Image via YouTube
Publishers say the competition is steeper than expected for event sponsorship dollars this year
Selling events was harder than expected for some publishers in Q2, but having a niche helped win some of the coveted sponsorship dollars.
Why some publishers are giving their AI chatbots a personality
BuzzFeed and Ingenio are hoping giving their chatbots a unique voice and tone will differentiate their AI products but others are prioritizing utility over entertainment.
Media Briefing: Publisher execs fear lack of visibility for Q3, but feel steady year over year
Publisher execs share how Q2 shook out for their businesses as they brace for an equally murky second half.
SponsoredWhat the measurement and currency discussion really means to TV advertisers
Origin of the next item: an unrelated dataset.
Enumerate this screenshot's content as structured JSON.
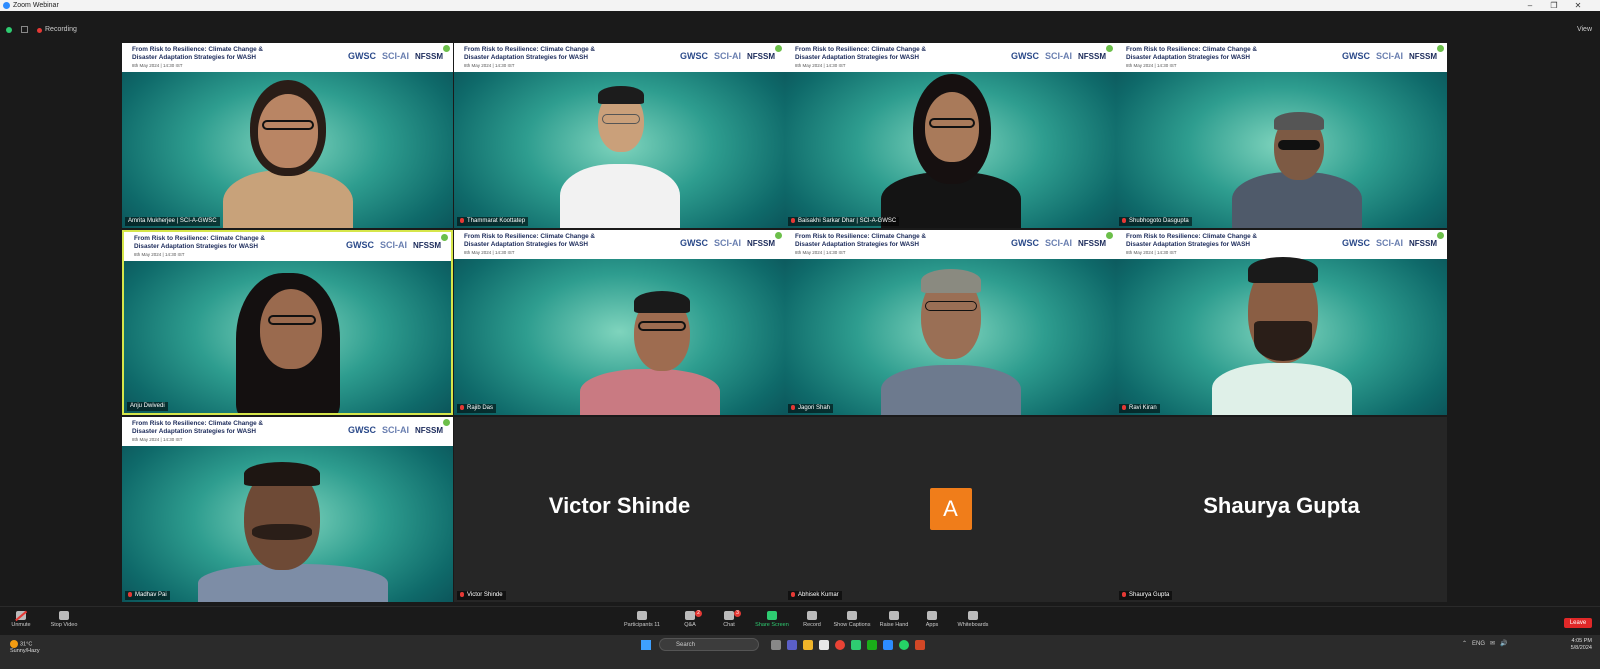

Ali Mack, head of TV and agency, Experian Major streaming video providers have recently made headlines by adopting new currencies for ad measurement, threatening Nielsen’s long-standing TV ratings monopoly. NBCUniversal, for example, has certified iSpot and VideoAmp as currencies for advanced audiences and formed the Joint Industry Committee with Paramount, TelevisaUnivision and Warner Bros. Discovery. […]
Digiday+ Research: Nearly two-thirds of publishers think they will lose when the third-party cookie dies
Publishers have been busy prepping for the end of the third-party cookie, but that doesn't mean they think they'll come out on top in the post-cookie era. In fact, publishers count themselves among those who stand to lose from the end of the cookie.
Spotify cancels six true crime podcasts amid layoffs, Gimlet-Parcast merger
Spotify is canceling six shows and laying off 200 people as it merges its Gimlet and Parcast units to push its podcast business towards profitability.